| Required action |
Please copy every line of the data in which the string "text" appears.

| Source material |

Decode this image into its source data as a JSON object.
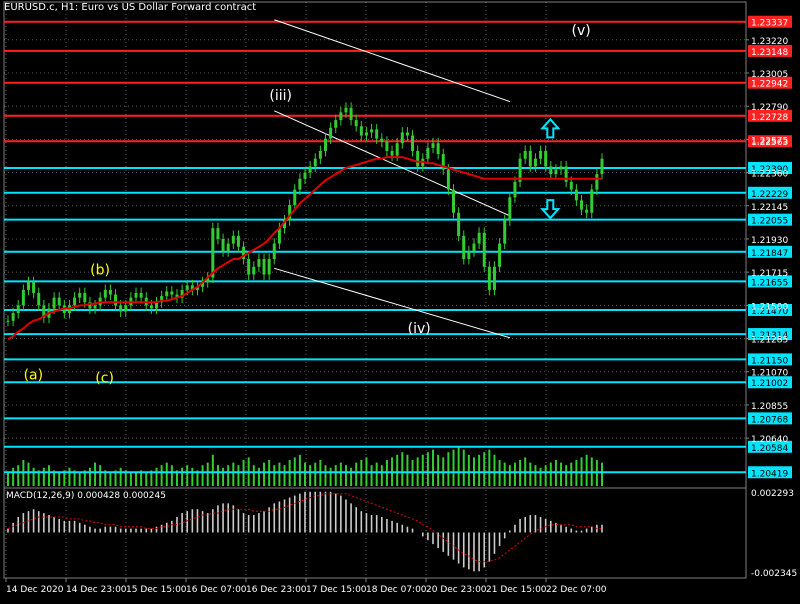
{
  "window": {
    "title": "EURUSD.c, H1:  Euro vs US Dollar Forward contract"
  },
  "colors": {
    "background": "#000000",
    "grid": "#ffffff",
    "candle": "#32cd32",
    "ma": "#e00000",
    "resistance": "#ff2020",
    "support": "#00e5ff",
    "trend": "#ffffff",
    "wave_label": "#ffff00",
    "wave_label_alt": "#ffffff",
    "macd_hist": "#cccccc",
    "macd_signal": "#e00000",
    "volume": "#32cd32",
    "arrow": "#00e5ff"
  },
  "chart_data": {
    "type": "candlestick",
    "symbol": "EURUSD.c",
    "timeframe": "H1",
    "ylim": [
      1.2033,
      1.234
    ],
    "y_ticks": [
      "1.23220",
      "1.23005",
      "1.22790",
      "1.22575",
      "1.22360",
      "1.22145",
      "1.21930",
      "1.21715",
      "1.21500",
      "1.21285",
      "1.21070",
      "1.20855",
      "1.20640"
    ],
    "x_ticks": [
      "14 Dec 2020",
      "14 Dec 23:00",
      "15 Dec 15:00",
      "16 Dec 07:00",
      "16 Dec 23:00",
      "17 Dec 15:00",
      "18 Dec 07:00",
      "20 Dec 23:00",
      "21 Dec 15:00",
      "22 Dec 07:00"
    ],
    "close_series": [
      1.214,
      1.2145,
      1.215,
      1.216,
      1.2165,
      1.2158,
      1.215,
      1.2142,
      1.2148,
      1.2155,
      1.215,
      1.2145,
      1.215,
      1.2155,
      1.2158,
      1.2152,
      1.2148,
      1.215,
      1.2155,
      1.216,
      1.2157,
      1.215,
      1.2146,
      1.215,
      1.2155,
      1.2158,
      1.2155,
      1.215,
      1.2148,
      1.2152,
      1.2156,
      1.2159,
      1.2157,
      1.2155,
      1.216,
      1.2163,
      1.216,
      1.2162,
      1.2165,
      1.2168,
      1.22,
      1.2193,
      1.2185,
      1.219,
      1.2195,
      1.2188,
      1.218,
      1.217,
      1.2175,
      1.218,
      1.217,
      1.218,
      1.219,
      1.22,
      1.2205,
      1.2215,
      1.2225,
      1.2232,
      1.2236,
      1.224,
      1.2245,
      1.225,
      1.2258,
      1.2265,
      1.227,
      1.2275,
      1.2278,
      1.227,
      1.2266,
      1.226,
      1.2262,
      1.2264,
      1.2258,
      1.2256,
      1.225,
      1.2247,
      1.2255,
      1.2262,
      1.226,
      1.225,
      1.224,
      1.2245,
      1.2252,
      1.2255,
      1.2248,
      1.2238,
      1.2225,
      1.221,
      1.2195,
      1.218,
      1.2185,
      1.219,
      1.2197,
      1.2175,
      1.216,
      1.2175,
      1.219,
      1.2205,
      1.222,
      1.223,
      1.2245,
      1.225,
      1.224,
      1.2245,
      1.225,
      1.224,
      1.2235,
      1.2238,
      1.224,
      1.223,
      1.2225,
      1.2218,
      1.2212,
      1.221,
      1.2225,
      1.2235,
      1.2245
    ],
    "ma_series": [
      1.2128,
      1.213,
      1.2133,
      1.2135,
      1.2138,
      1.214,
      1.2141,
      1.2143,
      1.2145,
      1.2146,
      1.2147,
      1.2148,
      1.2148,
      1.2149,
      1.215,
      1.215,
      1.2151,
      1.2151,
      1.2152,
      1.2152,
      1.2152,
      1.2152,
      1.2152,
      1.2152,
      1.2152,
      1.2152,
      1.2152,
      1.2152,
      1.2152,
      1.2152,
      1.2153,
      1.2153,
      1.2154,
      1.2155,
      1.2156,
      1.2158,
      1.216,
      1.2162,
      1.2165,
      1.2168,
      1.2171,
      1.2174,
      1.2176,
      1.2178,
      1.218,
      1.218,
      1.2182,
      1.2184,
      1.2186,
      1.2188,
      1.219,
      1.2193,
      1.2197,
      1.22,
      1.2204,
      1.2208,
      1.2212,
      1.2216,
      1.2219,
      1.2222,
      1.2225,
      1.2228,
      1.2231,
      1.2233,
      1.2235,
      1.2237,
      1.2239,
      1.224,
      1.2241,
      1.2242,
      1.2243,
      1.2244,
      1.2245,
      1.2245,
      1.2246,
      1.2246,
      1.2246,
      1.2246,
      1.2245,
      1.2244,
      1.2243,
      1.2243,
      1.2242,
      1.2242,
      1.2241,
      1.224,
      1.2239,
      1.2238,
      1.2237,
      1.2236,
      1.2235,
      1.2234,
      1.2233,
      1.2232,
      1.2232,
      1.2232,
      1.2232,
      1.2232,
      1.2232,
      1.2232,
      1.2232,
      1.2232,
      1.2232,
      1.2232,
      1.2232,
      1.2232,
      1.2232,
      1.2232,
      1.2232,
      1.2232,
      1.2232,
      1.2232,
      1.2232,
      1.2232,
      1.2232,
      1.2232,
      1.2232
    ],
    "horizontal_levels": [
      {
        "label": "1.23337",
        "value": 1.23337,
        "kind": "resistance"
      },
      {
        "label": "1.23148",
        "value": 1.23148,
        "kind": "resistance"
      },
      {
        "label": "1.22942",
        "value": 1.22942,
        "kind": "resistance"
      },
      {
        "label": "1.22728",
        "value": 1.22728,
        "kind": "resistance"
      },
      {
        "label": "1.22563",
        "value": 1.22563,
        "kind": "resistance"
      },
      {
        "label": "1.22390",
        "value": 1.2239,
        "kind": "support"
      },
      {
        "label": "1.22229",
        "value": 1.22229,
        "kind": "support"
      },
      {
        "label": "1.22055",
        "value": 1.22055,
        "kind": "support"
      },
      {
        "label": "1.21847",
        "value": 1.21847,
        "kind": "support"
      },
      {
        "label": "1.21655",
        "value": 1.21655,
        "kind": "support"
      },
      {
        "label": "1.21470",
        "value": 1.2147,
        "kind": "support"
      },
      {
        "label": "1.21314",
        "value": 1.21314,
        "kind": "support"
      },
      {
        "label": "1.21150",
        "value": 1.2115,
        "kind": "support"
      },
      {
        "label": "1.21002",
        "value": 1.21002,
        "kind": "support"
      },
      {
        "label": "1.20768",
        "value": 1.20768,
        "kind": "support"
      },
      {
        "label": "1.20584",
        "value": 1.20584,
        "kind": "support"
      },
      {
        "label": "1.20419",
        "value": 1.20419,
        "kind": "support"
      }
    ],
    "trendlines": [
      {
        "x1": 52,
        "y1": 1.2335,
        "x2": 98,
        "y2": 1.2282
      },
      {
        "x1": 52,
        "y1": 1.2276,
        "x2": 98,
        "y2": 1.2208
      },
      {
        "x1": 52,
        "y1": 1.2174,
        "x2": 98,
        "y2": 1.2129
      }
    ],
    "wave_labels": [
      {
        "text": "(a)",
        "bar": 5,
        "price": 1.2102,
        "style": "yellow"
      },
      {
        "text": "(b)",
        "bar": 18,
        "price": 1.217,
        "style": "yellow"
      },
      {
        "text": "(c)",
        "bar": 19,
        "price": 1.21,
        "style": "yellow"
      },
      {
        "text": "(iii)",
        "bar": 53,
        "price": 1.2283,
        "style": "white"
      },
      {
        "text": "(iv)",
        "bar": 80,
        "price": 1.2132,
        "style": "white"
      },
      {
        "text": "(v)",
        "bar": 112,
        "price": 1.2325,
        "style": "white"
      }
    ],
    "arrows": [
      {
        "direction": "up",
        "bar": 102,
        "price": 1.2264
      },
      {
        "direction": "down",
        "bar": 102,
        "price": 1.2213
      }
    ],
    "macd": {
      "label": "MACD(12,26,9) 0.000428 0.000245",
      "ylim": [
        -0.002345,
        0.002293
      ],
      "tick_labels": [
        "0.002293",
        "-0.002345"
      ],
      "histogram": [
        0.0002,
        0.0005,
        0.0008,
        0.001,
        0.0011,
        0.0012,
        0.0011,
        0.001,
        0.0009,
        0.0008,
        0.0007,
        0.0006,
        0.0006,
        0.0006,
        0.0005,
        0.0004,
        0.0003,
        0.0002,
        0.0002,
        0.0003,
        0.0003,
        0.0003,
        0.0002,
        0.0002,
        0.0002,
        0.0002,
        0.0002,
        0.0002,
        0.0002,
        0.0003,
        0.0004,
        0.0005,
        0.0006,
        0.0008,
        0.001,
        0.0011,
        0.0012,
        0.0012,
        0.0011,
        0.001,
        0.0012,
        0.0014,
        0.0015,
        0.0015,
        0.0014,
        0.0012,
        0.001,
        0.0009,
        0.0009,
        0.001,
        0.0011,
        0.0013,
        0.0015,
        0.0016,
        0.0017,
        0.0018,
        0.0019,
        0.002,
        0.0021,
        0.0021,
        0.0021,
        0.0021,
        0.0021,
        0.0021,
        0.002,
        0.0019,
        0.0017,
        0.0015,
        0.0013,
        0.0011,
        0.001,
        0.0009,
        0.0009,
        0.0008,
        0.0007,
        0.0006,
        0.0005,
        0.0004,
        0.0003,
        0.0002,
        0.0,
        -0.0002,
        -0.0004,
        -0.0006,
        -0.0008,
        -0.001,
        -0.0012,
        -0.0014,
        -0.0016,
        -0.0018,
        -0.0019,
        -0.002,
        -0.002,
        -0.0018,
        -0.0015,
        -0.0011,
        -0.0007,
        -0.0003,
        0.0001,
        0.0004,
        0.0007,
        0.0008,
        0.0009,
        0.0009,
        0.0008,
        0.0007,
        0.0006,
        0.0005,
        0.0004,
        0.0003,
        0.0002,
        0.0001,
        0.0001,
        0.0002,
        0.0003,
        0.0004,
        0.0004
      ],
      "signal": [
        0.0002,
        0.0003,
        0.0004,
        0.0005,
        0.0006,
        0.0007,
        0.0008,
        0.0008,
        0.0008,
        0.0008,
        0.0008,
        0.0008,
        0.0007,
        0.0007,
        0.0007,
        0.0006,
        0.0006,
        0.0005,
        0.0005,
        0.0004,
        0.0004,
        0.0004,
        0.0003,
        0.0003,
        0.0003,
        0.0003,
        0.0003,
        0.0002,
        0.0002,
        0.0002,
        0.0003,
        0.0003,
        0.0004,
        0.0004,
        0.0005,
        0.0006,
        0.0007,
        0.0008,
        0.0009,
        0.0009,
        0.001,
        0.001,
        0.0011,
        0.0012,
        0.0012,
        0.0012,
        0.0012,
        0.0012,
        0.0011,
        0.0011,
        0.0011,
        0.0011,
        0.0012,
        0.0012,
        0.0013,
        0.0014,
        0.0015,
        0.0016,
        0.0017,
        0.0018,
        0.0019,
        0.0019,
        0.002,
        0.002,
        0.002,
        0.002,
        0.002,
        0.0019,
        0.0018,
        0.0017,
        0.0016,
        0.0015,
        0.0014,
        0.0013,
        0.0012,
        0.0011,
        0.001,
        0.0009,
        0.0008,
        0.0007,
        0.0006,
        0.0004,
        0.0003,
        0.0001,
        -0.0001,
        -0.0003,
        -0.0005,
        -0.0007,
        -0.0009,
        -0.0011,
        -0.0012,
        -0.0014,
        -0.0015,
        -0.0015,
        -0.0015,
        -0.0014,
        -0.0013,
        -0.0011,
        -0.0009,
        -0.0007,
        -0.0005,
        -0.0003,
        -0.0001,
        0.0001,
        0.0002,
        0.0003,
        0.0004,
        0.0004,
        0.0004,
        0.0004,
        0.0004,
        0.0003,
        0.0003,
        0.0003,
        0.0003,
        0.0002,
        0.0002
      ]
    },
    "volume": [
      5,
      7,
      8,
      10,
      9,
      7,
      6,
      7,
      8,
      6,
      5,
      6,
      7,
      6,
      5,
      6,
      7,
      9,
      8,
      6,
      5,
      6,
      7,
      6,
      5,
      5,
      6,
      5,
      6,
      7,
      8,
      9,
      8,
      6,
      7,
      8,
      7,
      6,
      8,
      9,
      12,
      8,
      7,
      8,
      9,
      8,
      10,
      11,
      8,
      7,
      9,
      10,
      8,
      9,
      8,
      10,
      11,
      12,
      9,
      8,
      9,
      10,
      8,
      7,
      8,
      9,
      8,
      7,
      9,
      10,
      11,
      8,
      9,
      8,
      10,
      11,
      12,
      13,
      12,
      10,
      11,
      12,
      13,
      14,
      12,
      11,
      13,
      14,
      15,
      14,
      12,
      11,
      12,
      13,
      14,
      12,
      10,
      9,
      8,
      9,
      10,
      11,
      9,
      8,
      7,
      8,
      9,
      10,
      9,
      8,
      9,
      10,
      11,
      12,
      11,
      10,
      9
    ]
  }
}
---
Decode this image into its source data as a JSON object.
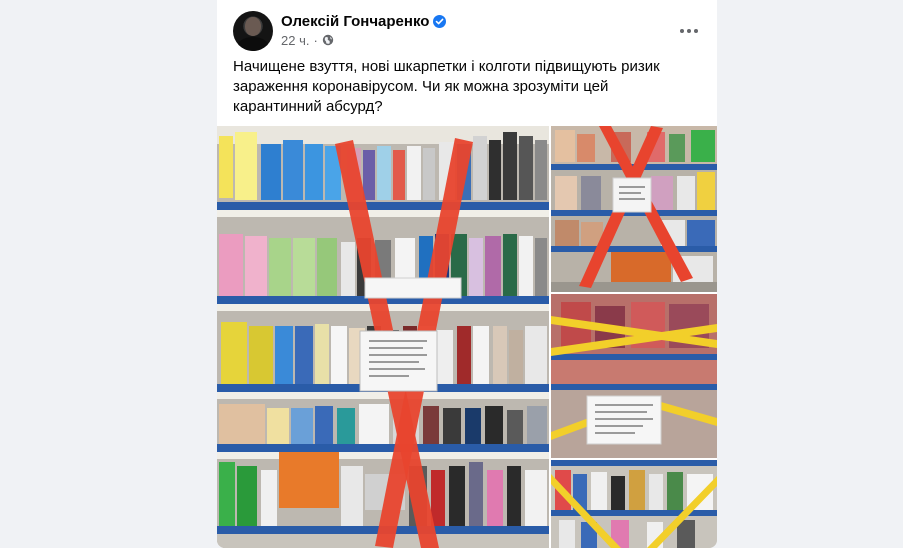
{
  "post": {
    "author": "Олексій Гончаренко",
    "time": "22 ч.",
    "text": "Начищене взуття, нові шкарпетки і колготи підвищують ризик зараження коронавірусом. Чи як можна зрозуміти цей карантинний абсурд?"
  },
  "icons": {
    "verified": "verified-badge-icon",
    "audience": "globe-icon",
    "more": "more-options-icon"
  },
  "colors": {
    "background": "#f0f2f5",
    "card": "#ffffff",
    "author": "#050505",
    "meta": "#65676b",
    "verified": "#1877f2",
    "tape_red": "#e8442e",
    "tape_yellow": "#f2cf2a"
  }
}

| Result for this task |
        "text": "(a)",
        "text": "(b)",
        "text": "(c)",
        "text": "(iii)",
        "text": "(iv)",
        "text": "(v)",
    "text": "Начищене взуття, нові шкарпетки і колготи підвищують ризик зараження коронавірусом. Чи як можна зрозуміти цей карантинний абсурд?"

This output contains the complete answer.